In 2014, California became the first state to introduce regulations for testing of autonomous vehicles on public roads. Although this allowed some companies to begin testing their autonomous vehicles in real-world surroundings, these regulations have been criticised for being too restrictive for a technology that is developing so rapidly, such as by requiring a human driver to be present in the car.
As a result, states which have adopted more liberal approaches to driverless car regulation – such as Arizona, Michigan and Nevada – have attracted testing on their roads.
After lengthy discussions, the new regulations will come into play on 2 April 2018, enabling cars without steering wheels and pedals to be deployed in California if the manufacturer can demonstrate that they are safe.
This will allow companies like Waymo, Apple, General Motors, Lyft and Uber – all of which are competing to bring driverless cars to market – to carry out continued testing on California’s roads, and perhaps to begin selling driverless rides to Californians. This could eventually eliminate the need for human taxi drivers.
“This is a major step forward for autonomous technology in California,” said Jean Shiomoto, director of the California DMV. “Safety is our top concern and we are ready to begin working with manufacturers that are prepared to test fully driverless vehicles in California.”
The DMV has not taken a completely laissez-faire approach to autonomous vehicles; companies must still retain “remote control” of their vehicles and must have a “law enforcement interaction plan” in case these vehicles are pulled over by police (such as by including instructions which explain how the remote human operator may be contacted).
The cars will also need to carry data recorders – similar to black box flight recorders – which can be retrieved in the case of a collision to help determine how it occurred.
Consumer Watchdog, a pressure group which has long opposed autonomous vehicles, criticised the loosening of rules and warned that it could turn driverless car trials into a “deadly video game that threatens highway safety”.
“A remote test operator will be allowed to monitor and attempt to control the robot car from afar,” said John M. Simpson, a group representative. “It will be just like playing a video game, except lives will be at stake.”

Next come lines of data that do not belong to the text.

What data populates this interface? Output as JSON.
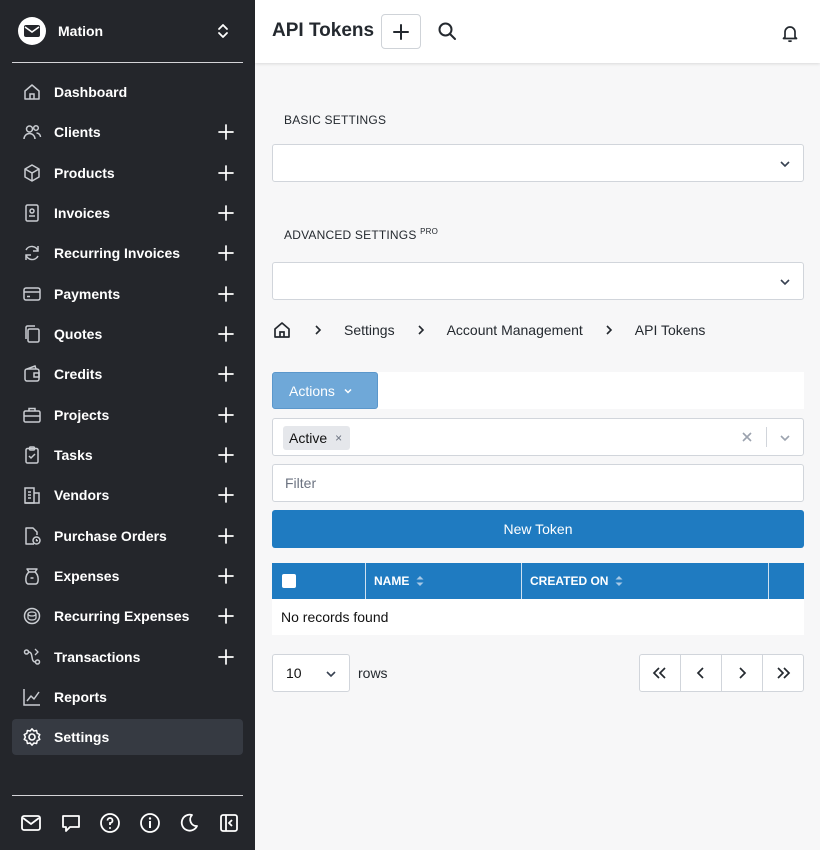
{
  "company": {
    "name": "Mation"
  },
  "sidebar": {
    "items": [
      {
        "label": "Dashboard",
        "icon": "home-icon",
        "has_add": false
      },
      {
        "label": "Clients",
        "icon": "users-icon",
        "has_add": true
      },
      {
        "label": "Products",
        "icon": "box-icon",
        "has_add": true
      },
      {
        "label": "Invoices",
        "icon": "invoice-icon",
        "has_add": true
      },
      {
        "label": "Recurring Invoices",
        "icon": "refresh-icon",
        "has_add": true
      },
      {
        "label": "Payments",
        "icon": "credit-card-icon",
        "has_add": true
      },
      {
        "label": "Quotes",
        "icon": "files-icon",
        "has_add": true
      },
      {
        "label": "Credits",
        "icon": "wallet-icon",
        "has_add": true
      },
      {
        "label": "Projects",
        "icon": "briefcase-icon",
        "has_add": true
      },
      {
        "label": "Tasks",
        "icon": "clipboard-check-icon",
        "has_add": true
      },
      {
        "label": "Vendors",
        "icon": "building-icon",
        "has_add": true
      },
      {
        "label": "Purchase Orders",
        "icon": "document-clock-icon",
        "has_add": true
      },
      {
        "label": "Expenses",
        "icon": "money-bag-icon",
        "has_add": true
      },
      {
        "label": "Recurring Expenses",
        "icon": "coins-refresh-icon",
        "has_add": true
      },
      {
        "label": "Transactions",
        "icon": "transfer-icon",
        "has_add": true
      },
      {
        "label": "Reports",
        "icon": "line-chart-icon",
        "has_add": false
      },
      {
        "label": "Settings",
        "icon": "gear-icon",
        "has_add": false,
        "active": true
      }
    ],
    "footer_icons": [
      "mail-icon",
      "chat-icon",
      "help-circle-icon",
      "info-circle-icon",
      "moon-icon",
      "collapse-sidebar-icon"
    ]
  },
  "header": {
    "title": "API Tokens"
  },
  "settings": {
    "basic_label": "BASIC SETTINGS",
    "advanced_label": "ADVANCED SETTINGS",
    "advanced_badge": "PRO"
  },
  "breadcrumb": [
    "Settings",
    "Account Management",
    "API Tokens"
  ],
  "toolbar": {
    "actions_label": "Actions",
    "status_tag": "Active",
    "filter_placeholder": "Filter",
    "new_token_label": "New Token"
  },
  "table": {
    "columns": [
      "NAME",
      "CREATED ON"
    ],
    "empty_message": "No records found"
  },
  "pagination": {
    "rows_per_page": "10",
    "rows_label": "rows"
  },
  "colors": {
    "sidebar_bg": "#24262b",
    "primary": "#1f7bc1",
    "actions_bg": "#6fa8d8"
  }
}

Already, some companies have begun to offer some driverless taxi services across the US. Lyft has been offering trips in Boston, Uber in Pittsburgh and Phoenix, and Waymo is moving forward with a similar service in Phoenix.